When the Bulls made their expected coaching change, one of the on-court changes many expected was to break up the tandem of Joakim Noah and Pau Gasol in the frontcourt.
In fact, when Fred Hoiberg had his availability on Media Day, the new Bulls coach anticipated it would be among the first three questions. The notion stemmed around Noah limping around last season and to a lesser extent, Gasol advancing in age. With Gasol being an All-Star player, the speculation was growing louder that Noah should come off the bench to balance out the floor.
But Noah feels Hoiberg should hold off on making a decision based off the tape from last year. The film doesn’t lie that the duo looked uneven last season, despite the gaudy record posted by the starting five for the few games they played together (16-5).
“I think we should give it an honest evaluation while I’m healthy,” Noah said. “Last year, I wasn’t healthy. Let’s see how it goes and then coaches can make a decision from there.”
In some respects, Noah was kept on the floor due to loyalty and a level of comfort from Tom Thibodeau, even as his left knee affected virtually every aspect of his game, including his confidence.
The numbers fell across the board, which have been well-documented. And he wasn’t able to cover Gasol’s back defensively, contributing to his 102-point defensive rating, his highest in the Thibodeau era by far.
So Gasol, who underwent nasal surgery in June to alleviate breathing issues, is keeping an open mind to the pairing, although he knows he’ll see considerable time with Nikola Mirotic as a way to maximize the Bulls’ offensive prowess.
“That's got to be the coaching staff's decision, obviously, not ours,” Gasol said. “I think each player will do the best he can to be on the floor as long as possible and have significant minutes. It's good to see Jo healthy and moving well.”
Everything should be prefaced with saying it’s the first days of camp so bodies don’t have the wear-and-tear on it that will be around in February, but Noah won’t be limited by minute restrictions or the mental fears that he can’t do it physically.
“He looks fresh,” Gasol said. “He looks like he's in really good shape, has worked hard during the summer. Now he does feel and look bouncier. It's great to see him that way. From what I've seen so far, yes. The day and a half I've seen him, he looks really good.”
Moving well means lateral movement being the biggest improvement for Noah, allowing him to cover ground quicker baseline to baseline and on high screen-rolls, should the Bulls decide to trap up high in an aggressive setting.
“I just feel bouncier, just lighter on my feet,” Noah said. “Just waking up in the morning and moving good, that’s a good feeling. Doing a lot of yoga every morning before I come in. Just taking care of myself a little different. This isn’t my first rodeo.”
Of course Noah has been through it before, and Gasol is a veteran of many training camps, so one wonders how much Hoiberg can experiment with the two playing together in the preseason, especially when the plan is to limit Gasol’s usage to under the 34.4 minutes he played per game last season, his highest mark since the 2011-12 season when he was a much younger man.

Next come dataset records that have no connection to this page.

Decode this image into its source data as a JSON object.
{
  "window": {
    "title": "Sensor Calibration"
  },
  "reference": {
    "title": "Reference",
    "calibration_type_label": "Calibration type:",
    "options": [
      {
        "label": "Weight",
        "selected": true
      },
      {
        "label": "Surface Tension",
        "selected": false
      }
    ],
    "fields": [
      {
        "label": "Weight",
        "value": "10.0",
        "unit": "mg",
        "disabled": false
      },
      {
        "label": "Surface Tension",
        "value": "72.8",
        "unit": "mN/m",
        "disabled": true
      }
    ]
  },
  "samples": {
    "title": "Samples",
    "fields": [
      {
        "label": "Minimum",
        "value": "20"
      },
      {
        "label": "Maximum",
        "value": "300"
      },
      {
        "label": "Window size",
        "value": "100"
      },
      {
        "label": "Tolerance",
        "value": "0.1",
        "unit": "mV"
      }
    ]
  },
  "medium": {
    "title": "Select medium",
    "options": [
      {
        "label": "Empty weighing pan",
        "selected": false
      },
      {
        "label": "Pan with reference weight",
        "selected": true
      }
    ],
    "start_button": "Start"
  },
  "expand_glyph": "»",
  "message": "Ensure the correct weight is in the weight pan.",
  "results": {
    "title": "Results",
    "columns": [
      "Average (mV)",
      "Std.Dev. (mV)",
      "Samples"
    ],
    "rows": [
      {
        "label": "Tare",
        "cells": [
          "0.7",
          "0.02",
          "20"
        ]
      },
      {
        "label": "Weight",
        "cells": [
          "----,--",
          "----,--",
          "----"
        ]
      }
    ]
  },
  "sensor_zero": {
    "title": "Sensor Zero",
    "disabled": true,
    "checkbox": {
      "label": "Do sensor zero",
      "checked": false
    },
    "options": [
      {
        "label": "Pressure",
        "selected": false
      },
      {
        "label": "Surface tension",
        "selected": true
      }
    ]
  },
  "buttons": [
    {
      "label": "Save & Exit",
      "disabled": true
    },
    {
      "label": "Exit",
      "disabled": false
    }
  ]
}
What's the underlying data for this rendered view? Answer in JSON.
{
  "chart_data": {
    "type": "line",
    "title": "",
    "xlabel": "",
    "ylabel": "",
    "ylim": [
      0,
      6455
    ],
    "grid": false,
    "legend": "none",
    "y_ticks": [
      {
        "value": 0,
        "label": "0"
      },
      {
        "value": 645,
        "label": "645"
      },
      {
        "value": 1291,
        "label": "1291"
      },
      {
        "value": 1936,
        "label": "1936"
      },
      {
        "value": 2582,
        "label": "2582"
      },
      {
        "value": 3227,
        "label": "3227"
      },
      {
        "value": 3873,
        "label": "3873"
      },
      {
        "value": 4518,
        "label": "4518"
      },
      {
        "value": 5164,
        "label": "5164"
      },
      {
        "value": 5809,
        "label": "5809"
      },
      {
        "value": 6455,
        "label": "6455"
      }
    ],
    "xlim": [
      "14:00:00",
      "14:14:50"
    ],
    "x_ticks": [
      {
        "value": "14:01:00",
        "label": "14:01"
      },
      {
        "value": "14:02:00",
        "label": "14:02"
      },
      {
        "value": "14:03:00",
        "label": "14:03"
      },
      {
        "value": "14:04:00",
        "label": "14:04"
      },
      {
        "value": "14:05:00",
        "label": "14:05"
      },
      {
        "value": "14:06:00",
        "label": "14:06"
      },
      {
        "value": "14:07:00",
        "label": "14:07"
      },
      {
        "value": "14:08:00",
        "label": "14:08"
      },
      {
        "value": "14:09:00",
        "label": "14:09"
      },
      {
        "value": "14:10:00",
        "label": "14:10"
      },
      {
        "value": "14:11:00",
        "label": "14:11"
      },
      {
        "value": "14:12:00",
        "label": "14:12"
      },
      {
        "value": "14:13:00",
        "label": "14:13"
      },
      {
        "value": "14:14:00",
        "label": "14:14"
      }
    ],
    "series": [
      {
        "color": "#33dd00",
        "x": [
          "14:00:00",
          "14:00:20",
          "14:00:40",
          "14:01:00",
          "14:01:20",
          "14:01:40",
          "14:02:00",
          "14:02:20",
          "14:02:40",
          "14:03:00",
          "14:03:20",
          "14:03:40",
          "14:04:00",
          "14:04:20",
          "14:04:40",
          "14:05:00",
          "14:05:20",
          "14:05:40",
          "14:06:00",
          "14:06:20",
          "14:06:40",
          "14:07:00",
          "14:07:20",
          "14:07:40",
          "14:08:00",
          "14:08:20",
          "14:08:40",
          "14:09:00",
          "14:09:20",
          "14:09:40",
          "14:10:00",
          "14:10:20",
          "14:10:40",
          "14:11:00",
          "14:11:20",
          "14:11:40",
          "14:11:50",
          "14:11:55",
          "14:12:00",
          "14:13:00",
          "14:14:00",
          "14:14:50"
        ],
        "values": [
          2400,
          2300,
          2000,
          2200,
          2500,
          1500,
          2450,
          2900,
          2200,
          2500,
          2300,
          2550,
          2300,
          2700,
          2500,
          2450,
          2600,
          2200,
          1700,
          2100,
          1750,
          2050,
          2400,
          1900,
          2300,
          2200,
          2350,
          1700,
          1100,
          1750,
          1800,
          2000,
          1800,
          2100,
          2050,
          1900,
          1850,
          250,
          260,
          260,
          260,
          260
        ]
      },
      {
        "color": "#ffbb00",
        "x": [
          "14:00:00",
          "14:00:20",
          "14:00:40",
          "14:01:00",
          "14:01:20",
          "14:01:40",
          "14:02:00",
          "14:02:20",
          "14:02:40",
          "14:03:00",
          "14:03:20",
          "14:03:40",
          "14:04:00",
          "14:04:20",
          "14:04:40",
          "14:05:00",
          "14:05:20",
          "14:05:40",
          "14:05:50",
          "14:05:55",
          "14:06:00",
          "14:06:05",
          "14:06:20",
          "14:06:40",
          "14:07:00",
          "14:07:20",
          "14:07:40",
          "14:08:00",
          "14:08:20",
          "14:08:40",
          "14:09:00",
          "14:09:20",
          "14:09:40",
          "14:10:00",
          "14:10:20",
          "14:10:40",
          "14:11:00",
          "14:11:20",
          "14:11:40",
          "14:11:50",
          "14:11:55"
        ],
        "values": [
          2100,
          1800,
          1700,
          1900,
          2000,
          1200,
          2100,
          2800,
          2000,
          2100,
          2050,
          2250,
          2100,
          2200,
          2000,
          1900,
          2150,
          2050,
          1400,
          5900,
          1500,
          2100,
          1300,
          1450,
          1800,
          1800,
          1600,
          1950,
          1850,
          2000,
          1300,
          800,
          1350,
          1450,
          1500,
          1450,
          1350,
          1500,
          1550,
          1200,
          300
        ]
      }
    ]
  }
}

“Well, we'll see how the season goes,” Gasol said. “Ideally, I'll play less than I did last year and that's kind of the plan, I guess. But we'll see what happens. I've just got to be ready. Seasons are long, are tough, are demanding and as a professional, you have to stay ready. It's not going to be ideal all the time. It's never ideal. You just have to work through it and do the best you can.”